▶ **What you should do**
Output every entry exactly as written.

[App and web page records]
========================================

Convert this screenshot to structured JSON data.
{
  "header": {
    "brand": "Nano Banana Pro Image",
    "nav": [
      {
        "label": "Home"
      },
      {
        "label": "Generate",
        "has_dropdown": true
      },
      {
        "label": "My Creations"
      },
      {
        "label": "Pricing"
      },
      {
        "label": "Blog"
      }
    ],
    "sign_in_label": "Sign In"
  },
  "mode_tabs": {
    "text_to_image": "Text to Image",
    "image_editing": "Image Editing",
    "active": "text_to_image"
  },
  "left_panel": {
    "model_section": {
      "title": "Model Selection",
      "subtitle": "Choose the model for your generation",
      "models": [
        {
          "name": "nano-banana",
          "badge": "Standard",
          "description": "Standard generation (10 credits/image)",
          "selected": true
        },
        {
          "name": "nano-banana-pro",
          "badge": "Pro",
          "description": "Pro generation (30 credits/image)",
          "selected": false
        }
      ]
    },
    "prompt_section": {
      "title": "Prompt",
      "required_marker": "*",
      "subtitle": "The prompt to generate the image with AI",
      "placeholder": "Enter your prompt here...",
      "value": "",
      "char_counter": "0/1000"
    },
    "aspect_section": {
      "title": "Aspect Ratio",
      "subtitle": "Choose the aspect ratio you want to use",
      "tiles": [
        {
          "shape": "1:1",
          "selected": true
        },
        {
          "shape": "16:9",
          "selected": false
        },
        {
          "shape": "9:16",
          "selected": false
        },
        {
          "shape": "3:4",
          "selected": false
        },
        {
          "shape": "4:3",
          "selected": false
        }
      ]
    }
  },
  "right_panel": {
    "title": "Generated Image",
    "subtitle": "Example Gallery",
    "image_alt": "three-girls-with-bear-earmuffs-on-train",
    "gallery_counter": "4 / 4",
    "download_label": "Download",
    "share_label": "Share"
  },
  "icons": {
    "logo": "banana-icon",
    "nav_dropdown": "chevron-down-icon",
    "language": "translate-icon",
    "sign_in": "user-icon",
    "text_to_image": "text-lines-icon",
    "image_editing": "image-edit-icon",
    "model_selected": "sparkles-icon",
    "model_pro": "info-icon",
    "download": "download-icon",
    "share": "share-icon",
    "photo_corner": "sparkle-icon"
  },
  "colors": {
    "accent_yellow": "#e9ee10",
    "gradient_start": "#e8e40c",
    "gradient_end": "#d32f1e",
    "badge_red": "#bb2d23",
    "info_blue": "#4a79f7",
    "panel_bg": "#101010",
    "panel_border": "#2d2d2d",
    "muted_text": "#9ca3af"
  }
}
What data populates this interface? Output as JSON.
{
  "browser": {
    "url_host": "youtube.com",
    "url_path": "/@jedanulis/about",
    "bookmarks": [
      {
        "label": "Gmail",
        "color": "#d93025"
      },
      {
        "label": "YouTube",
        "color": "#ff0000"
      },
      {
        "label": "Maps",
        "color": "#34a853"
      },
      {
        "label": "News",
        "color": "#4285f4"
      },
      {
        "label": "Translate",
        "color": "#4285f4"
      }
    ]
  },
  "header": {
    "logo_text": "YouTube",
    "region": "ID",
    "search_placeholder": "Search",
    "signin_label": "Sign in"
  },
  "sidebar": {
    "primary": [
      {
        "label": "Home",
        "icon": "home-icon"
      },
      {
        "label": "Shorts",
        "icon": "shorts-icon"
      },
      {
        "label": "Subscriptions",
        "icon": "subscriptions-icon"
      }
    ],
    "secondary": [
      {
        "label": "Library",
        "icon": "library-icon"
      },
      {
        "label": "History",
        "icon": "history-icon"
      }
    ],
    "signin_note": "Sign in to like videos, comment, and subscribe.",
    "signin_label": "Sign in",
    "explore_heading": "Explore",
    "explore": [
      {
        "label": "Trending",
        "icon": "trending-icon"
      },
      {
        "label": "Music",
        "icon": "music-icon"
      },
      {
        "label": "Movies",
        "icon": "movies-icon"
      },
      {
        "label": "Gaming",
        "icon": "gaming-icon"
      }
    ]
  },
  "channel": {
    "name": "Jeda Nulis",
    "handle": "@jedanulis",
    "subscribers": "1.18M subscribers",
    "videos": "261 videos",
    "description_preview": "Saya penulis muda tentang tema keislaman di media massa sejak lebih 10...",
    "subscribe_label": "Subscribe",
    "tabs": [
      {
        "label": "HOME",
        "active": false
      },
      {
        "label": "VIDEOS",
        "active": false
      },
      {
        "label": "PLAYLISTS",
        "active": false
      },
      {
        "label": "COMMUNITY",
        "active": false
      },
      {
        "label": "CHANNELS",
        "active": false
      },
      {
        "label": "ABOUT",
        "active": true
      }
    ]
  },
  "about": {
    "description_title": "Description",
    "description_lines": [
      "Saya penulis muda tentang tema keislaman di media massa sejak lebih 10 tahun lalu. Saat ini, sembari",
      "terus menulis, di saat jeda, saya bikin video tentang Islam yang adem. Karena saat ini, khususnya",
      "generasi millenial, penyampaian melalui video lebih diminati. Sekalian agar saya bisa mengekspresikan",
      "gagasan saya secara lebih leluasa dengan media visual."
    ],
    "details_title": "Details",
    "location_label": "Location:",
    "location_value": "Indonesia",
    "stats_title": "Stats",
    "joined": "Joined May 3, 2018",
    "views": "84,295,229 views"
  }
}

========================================

▶ **Reply to the task**
Convert this screenshot to structured JSON data.
{
  "header": {
    "brand": "Nano Banana Pro Image",
    "nav": [
      {
        "label": "Home"
      },
      {
        "label": "Generate",
        "has_dropdown": true
      },
      {
        "label": "My Creations"
      },
      {
        "label": "Pricing"
      },
      {
        "label": "Blog"
      }
    ],
    "sign_in_label": "Sign In"
  },
  "mode_tabs": {
    "text_to_image": "Text to Image",
    "image_editing": "Image Editing",
    "active": "text_to_image"
  },
  "left_panel": {
    "model_section": {
      "title": "Model Selection",
      "subtitle": "Choose the model for your generation",
      "models": [
        {
          "name": "nano-banana",
          "badge": "Standard",
          "description": "Standard generation (10 credits/image)",
          "selected": true
        },
        {
          "name": "nano-banana-pro",
          "badge": "Pro",
          "description": "Pro generation (30 credits/image)",
          "selected": false
        }
      ]
    },
    "prompt_section": {
      "title": "Prompt",
      "required_marker": "*",
      "subtitle": "The prompt to generate the image with AI",
      "placeholder": "Enter your prompt here...",
      "value": "",
      "char_counter": "0/1000"
    },
    "aspect_section": {
      "title": "Aspect Ratio",
      "subtitle": "Choose the aspect ratio you want to use",
      "tiles": [
        {
          "shape": "1:1",
          "selected": true
        },
        {
          "shape": "16:9",
          "selected": false
        },
        {
          "shape": "9:16",
          "selected": false
        },
        {
          "shape": "3:4",
          "selected": false
        },
        {
          "shape": "4:3",
          "selected": false
        }
      ]
    }
  },
  "right_panel": {
    "title": "Generated Image",
    "subtitle": "Example Gallery",
    "image_alt": "three-girls-with-bear-earmuffs-on-train",
    "gallery_counter": "4 / 4",
    "download_label": "Download",
    "share_label": "Share"
  },
  "icons": {
    "logo": "banana-icon",
    "nav_dropdown": "chevron-down-icon",
    "language": "translate-icon",
    "sign_in": "user-icon",
    "text_to_image": "text-lines-icon",
    "image_editing": "image-edit-icon",
    "model_selected": "sparkles-icon",
    "model_pro": "info-icon",
    "download": "download-icon",
    "share": "share-icon",
    "photo_corner": "sparkle-icon"
  },
  "colors": {
    "accent_yellow": "#e9ee10",
    "gradient_start": "#e8e40c",
    "gradient_end": "#d32f1e",
    "badge_red": "#bb2d23",
    "info_blue": "#4a79f7",
    "panel_bg": "#101010",
    "panel_border": "#2d2d2d",
    "muted_text": "#9ca3af"
  }
}
What data populates this interface? Output as JSON.
{
  "browser": {
    "url_host": "youtube.com",
    "url_path": "/@jedanulis/about",
    "bookmarks": [
      {
        "label": "Gmail",
        "color": "#d93025"
      },
      {
        "label": "YouTube",
        "color": "#ff0000"
      },
      {
        "label": "Maps",
        "color": "#34a853"
      },
      {
        "label": "News",
        "color": "#4285f4"
      },
      {
        "label": "Translate",
        "color": "#4285f4"
      }
    ]
  },
  "header": {
    "logo_text": "YouTube",
    "region": "ID",
    "search_placeholder": "Search",
    "signin_label": "Sign in"
  },
  "sidebar": {
    "primary": [
      {
        "label": "Home",
        "icon": "home-icon"
      },
      {
        "label": "Shorts",
        "icon": "shorts-icon"
      },
      {
        "label": "Subscriptions",
        "icon": "subscriptions-icon"
      }
    ],
    "secondary": [
      {
        "label": "Library",
        "icon": "library-icon"
      },
      {
        "label": "History",
        "icon": "history-icon"
      }
    ],
    "signin_note": "Sign in to like videos, comment, and subscribe.",
    "signin_label": "Sign in",
    "explore_heading": "Explore",
    "explore": [
      {
        "label": "Trending",
        "icon": "trending-icon"
      },
      {
        "label": "Music",
        "icon": "music-icon"
      },
      {
        "label": "Movies",
        "icon": "movies-icon"
      },
      {
        "label": "Gaming",
        "icon": "gaming-icon"
      }
    ]
  },
  "channel": {
    "name": "Jeda Nulis",
    "handle": "@jedanulis",
    "subscribers": "1.18M subscribers",
    "videos": "261 videos",
    "description_preview": "Saya penulis muda tentang tema keislaman di media massa sejak lebih 10...",
    "subscribe_label": "Subscribe",
    "tabs": [
      {
        "label": "HOME",
        "active": false
      },
      {
        "label": "VIDEOS",
        "active": false
      },
      {
        "label": "PLAYLISTS",
        "active": false
      },
      {
        "label": "COMMUNITY",
        "active": false
      },
      {
        "label": "CHANNELS",
        "active": false
      },
      {
        "label": "ABOUT",
        "active": true
      }
    ]
  },
  "about": {
    "description_title": "Description",
    "description_lines": [
      "Saya penulis muda tentang tema keislaman di media massa sejak lebih 10 tahun lalu. Saat ini, sembari",
      "terus menulis, di saat jeda, saya bikin video tentang Islam yang adem. Karena saat ini, khususnya",
      "generasi millenial, penyampaian melalui video lebih diminati. Sekalian agar saya bisa mengekspresikan",
      "gagasan saya secara lebih leluasa dengan media visual."
    ],
    "details_title": "Details",
    "location_label": "Location:",
    "location_value": "Indonesia",
    "stats_title": "Stats",
    "joined": "Joined May 3, 2018",
    "views": "84,295,229 views"
  }
}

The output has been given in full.